Caterpillar – Build a wildlife corridor to support monarch butterflies – Marin Independent Journal
A wildlife corridor is a continuous swath of natural and agricultural lands. It is an area of habitat that connects wildlife populations separated by human-built structures such as roads and housing developments due to urbanization. These corridors are critical to maintain the quality of our water, forests and wildlife. Corridors create continuous habitat for certain animals, birds and insects. They fulfill their needs for water, rest and food. Marin homeowners can make a difference by developing their landscapes to connect the larger wildlife corridor around them.
One of the many species that migrate through my garden is the western monarch butterfly (Danaus plexippus). They migrate from the Rockies to some 400 overwintering sites along the coast in California, including some 18 along the coast in Marin County near Bolinas, and Stinson and Muir beaches. During winter, the butterflies conserve their energy in a state of diapause. With environmental cues like increased daylight and warmer temperatures, they know when it is time to leave the overwintering grounds on their way east and north.
The monarchs time their arrival in early spring to mate where their host plants, the milkweeds (specific Asclepias species) are growing. In my garden, I have planted many monarch host plants, where they lay eggs, hatch as caterpillars, turn into chrysalis and then emerge to continue their journey north. It may take several generations to reach their destination, and several more to return in the fall to their winter quarters.
Host plants are vital to their four-stage life cycles of egg, caterpillar, chrysalis and butterfly. They will only lay eggs on their host plant, milkweed. There are two milkweeds native to Marin County, Asclepias fascicularis (narrow leaf) and Asclepias speciosa (showy milkweed), that help feed monarchs.
We need nectar plants to support the adult monarchs. Unlike the munching caterpillar, the butterfly is born without a mouth. It has a long proboscis to get nourishment. It is important to include a variety of nectar plants that bloom at different times of the year with clusters of flowers like those in the aster and mint families.
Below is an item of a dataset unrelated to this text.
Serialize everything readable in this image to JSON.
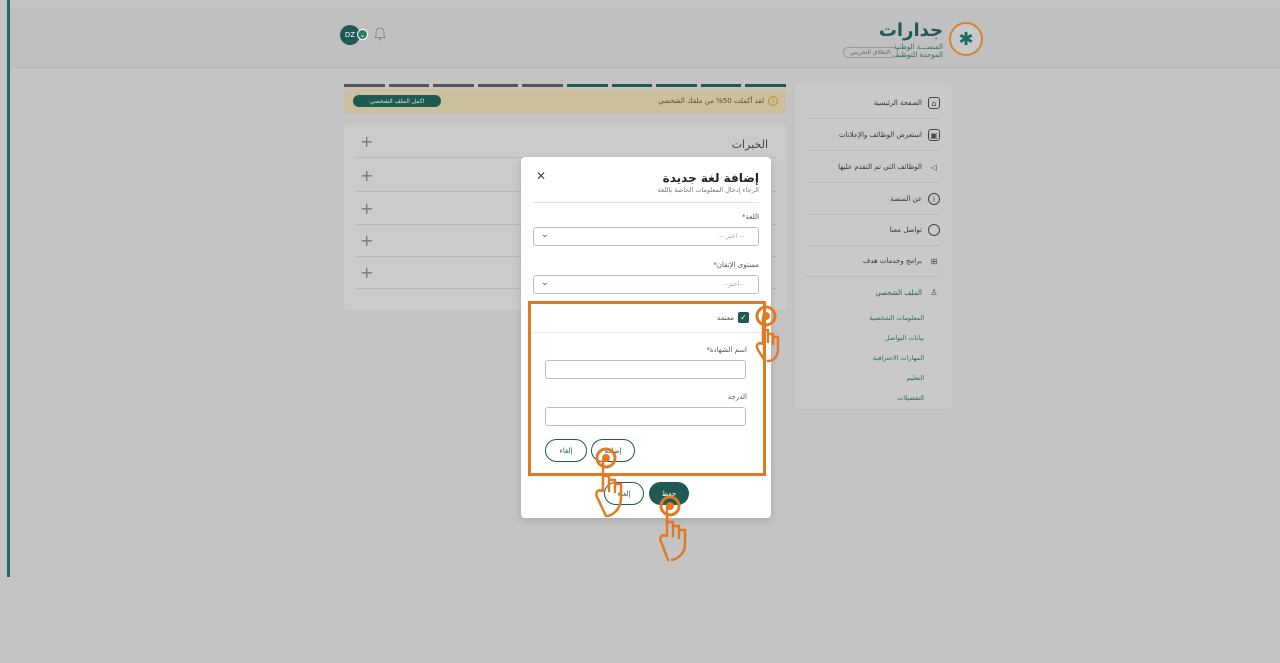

The monarch population is in jeopardy due to the destruction of overwintering sites, urbanization, wildfires, decrease of habitat and the use of pesticides. Landscapes that enhance biodiversity are more resilient to pests, diseases and the effects of climate change. Use the least toxic methods of pest management and rely on the natural systems that exist. Avoid the use of pesticides that can harm wildlife.
The UC Marin Master Gardeners have plant lists on their website (marinmg.ucanr.edu) to help homeowners select plants that are attractive, easy care, water-wise and pollinator-friendly. California natives can add a functioning ecosystem in your garden. There are also lists for other species of butterflies and native insects, which form the base of the food chain upon which all wildlife depend.
You can help by removing invasive plants. Unfortunately, “scorched Earth,” or excessive clearing, provides a vulnerable entry point for the plants we do not want. Many of those are flammable and prevent our native plants from succeeding. Replace invasive plants with suitable California native vegetation.
Do you have a water source for butterflies? They like muddy puddles with sand. By sipping moisture from mud puddles, butterflies take in salts and minerals from the soil. This behavior is called puddling.
Marin County has 85% of its land protected from development. Preserving our natural assets are 39 county parks, 34 open spaces, six state parks (including Angel Island) and 20,000 acres of protected watershed. The Golden Gate National Recreation Area encompasses 82,027 acres of significant landscapes in the Bay Area, including the Marin Headlands at the entrance to our county. Make our Earth-friendly gardens a part of this dynamic landscape.
For more information on how to help the monarch butterfly, go to xerces.org.
Sponsored by UC Cooperative Extension, the University of California Marin Master Gardeners provide science- and research-based information for home gardeners. Email questions to [email protected] Attach photos for inquiries about plant pests or diseases. The office is closed for drop-in visits.